Technology makes it extremely easy to share digital artifacts, and hence re-use the original work of others. However, just because it’s easily done does not make it lawful. Copyright law governs when this sharing is permitted and when it is not. In this post, we’ll delve into a special provision of copyright law which permits sharing original content, Fair Use.
The Fair Use exception to the Copyright Act of 1976 allows you to use the work of others as long as it meets certain criteria. While the term Fair Use is something that many in education are familiar with, it cannot automatically be applied just because it meets a limited set of criteria. All of its criteria must be weighed before a decision can be reached. We will discuss factors that should be considered to make this determination. We’d like to stress that these are guidelines, and not static rules, for Copyright Law is very subjective.
The first factor addresses the question: for what purpose do you need to use the material? If the use is for education, research, or nonprofit then this supports a case for Fair Use. If the purpose was to make a profit off of the work, or was purely for entertainment purposes, then this would not support the application of Fair Use.
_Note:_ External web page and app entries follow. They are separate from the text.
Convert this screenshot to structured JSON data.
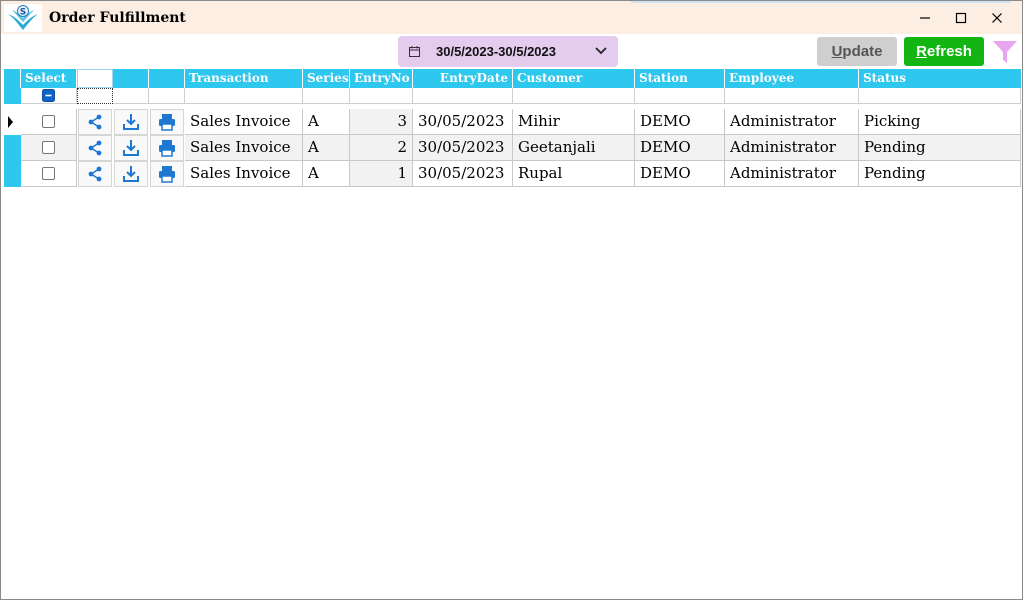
{
  "window": {
    "title": "Order Fulfillment"
  },
  "toolbar": {
    "date_range": "30/5/2023-30/5/2023",
    "update_label": "pdate",
    "update_accel": "U",
    "refresh_label": "efresh",
    "refresh_accel": "R"
  },
  "colors": {
    "header": "#2ec7ee",
    "refresh": "#12b512",
    "update": "#cfcfcf",
    "date_bg": "#e4ccee",
    "title_bg": "#fdeee3",
    "icon_blue": "#1e78d2",
    "filter": "#e7a6ef"
  },
  "grid": {
    "columns": {
      "select": "Select",
      "transaction": "Transaction",
      "series": "Series",
      "entryno": "EntryNo",
      "entrydate": "EntryDate",
      "customer": "Customer",
      "station": "Station",
      "employee": "Employee",
      "status": "Status"
    },
    "rows": [
      {
        "transaction": "Sales Invoice",
        "series": "A",
        "entryno": "3",
        "entrydate": "30/05/2023",
        "customer": "Mihir",
        "station": "DEMO",
        "employee": "Administrator",
        "status": "Picking"
      },
      {
        "transaction": "Sales Invoice",
        "series": "A",
        "entryno": "2",
        "entrydate": "30/05/2023",
        "customer": "Geetanjali",
        "station": "DEMO",
        "employee": "Administrator",
        "status": "Pending"
      },
      {
        "transaction": "Sales Invoice",
        "series": "A",
        "entryno": "1",
        "entrydate": "30/05/2023",
        "customer": "Rupal",
        "station": "DEMO",
        "employee": "Administrator",
        "status": "Pending"
      }
    ]
  },
  "icons": {
    "share": "share-icon",
    "download": "download-icon",
    "print": "print-icon",
    "filter": "filter-icon",
    "calendar": "calendar-icon"
  }
}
If the purpose of the work is to be transformative (the original work has been modified and re-purposed), then this weighs in favor of Fair Use. For example, if parts of a fictional story and the associated characters were used to teach math, this may qualify as being transformative therefore giving it a factor weighing in favor of invoking Fair Use. Criticisms are also protected by Fair Use, giving the critic permission to use a portion of the owner’s work in order to emphasize points during the critique.
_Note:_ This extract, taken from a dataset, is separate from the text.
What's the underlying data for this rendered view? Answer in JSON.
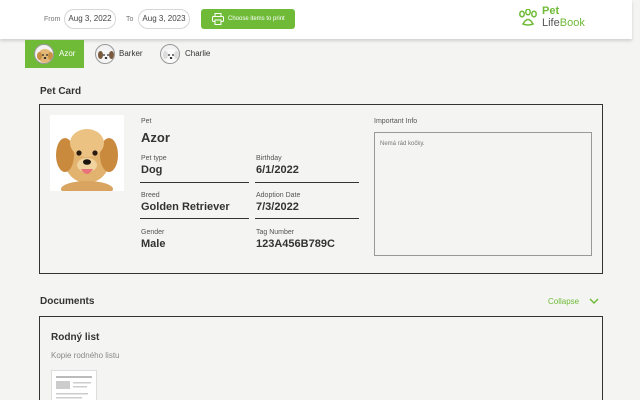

The second factor attempts to discover how much material is appropriate to use. This factor is heavily dependent on purpose. For example, if a work is that of parody, then a large portion of the original material could be used and still be protected by Fair Use. A large amount can also be used for educational purposes. However, if a reviewer decided to post the entire original work with only the occasional critique, than this will not be protected by Fair Use. For the most part, only a small amount can be used. Even then, it cannot be the portion that is considered “the heart of the work” for it to be exempt under Fair Use.
Another factor when considering Fair Use is to determine the nature of the work. If the work is factual or non-fiction and it is being used for instructional objectives, it will be a likely candidate for Fair Use. However if the work is fictional or highly creative, Fair Use will not likely apply. Another element that should be considered is whether the work is published. If the work in question has not been published, then the usage may not be protected by Fair Use.
The final factor to consider is the effect of re-using the copyrighted material. This factor considers the question: how will the use of the material affect the sales of the original copyrighted work? Duration, availability, and quantity are all aspects to consider. If the material is going to be used for a limited time and will only be released to a small group, then Fair Use is likely to apply. However, if the material is used repeatedly for a long duration and is released to the public, Fair Use will no longer be applicable since it could possibly serve as a replacement of the original copyrighted work, therefore distracting from the potential market.
Copyright law is very subjective and it can be a challenge to know when the Fair Use exception will apply. The four factors of Fair Use (Purpose, Amount, Nature, and Effect) serve as guidelines to consider when determining whether the Fair Use exception will apply. Purdue’s University Copyright Office (http://www.lib.purdue.edu/uco/contact.html) has more resources and information on copyright, including an excellent contact for personal consultation And since we are speaking law, we should end with a disclaimer: any information in this blog or on the University Copyright Office website should not be considered legal advice.